**EXERCISE PROMPT:** The records below are to be reproduced exactly, and no picture should appear in the copy.

START DATA SUPPLIED

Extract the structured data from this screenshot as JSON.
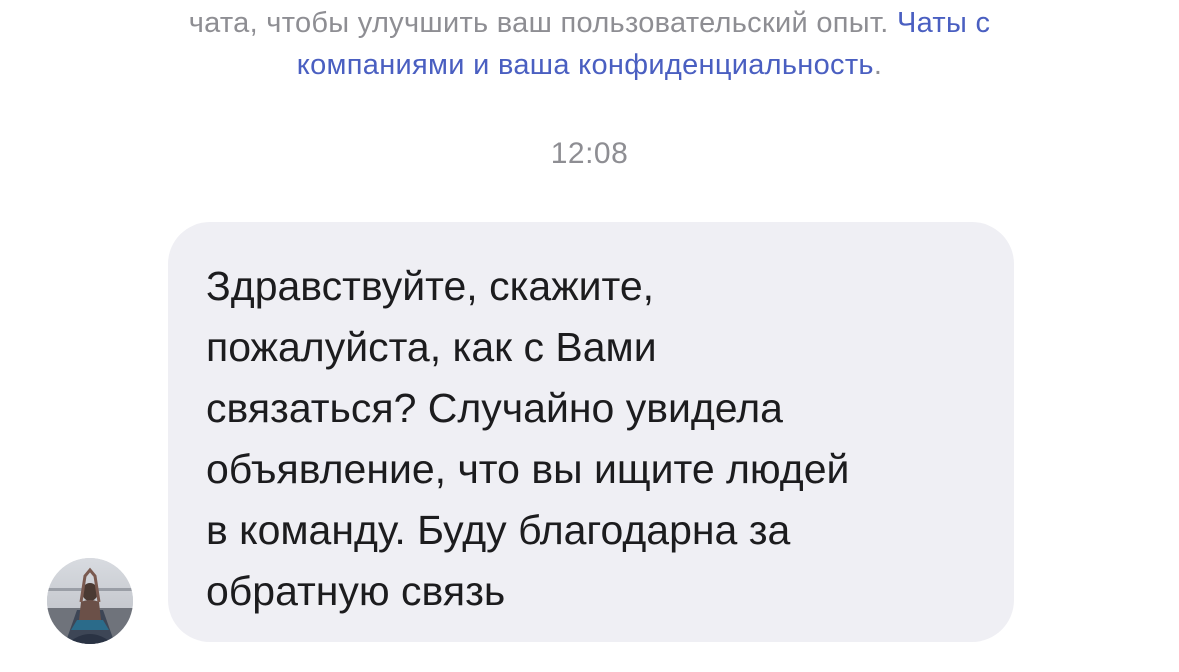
{
  "notice": {
    "text": "чата, чтобы улучшить ваш пользовательский опыт. ",
    "link_line1": "Чаты с",
    "link_line2": "компаниями и ваша конфиденциальность",
    "end": "."
  },
  "timestamp": "12:08",
  "message": {
    "text": "Здравствуйте, скажите,\nпожалуйста, как с Вами\nсвязаться? Случайно увидела\nобъявление, что вы ищите людей\nв команду. Буду благодарна за\nобратную связь"
  },
  "colors": {
    "bubble": "#efeff4",
    "link": "#4a5fc1",
    "muted": "#8e8e93",
    "text": "#1c1c1e"
  },
  "icons": {
    "avatar": "user-avatar-photo"
  }
}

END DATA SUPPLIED

**TASK ANSWER:**
Extract the structured data from this screenshot as JSON.
{
  "notice": {
    "text": "чата, чтобы улучшить ваш пользовательский опыт. ",
    "link_line1": "Чаты с",
    "link_line2": "компаниями и ваша конфиденциальность",
    "end": "."
  },
  "timestamp": "12:08",
  "message": {
    "text": "Здравствуйте, скажите,\nпожалуйста, как с Вами\nсвязаться? Случайно увидела\nобъявление, что вы ищите людей\nв команду. Буду благодарна за\nобратную связь"
  },
  "colors": {
    "bubble": "#efeff4",
    "link": "#4a5fc1",
    "muted": "#8e8e93",
    "text": "#1c1c1e"
  },
  "icons": {
    "avatar": "user-avatar-photo"
  }
}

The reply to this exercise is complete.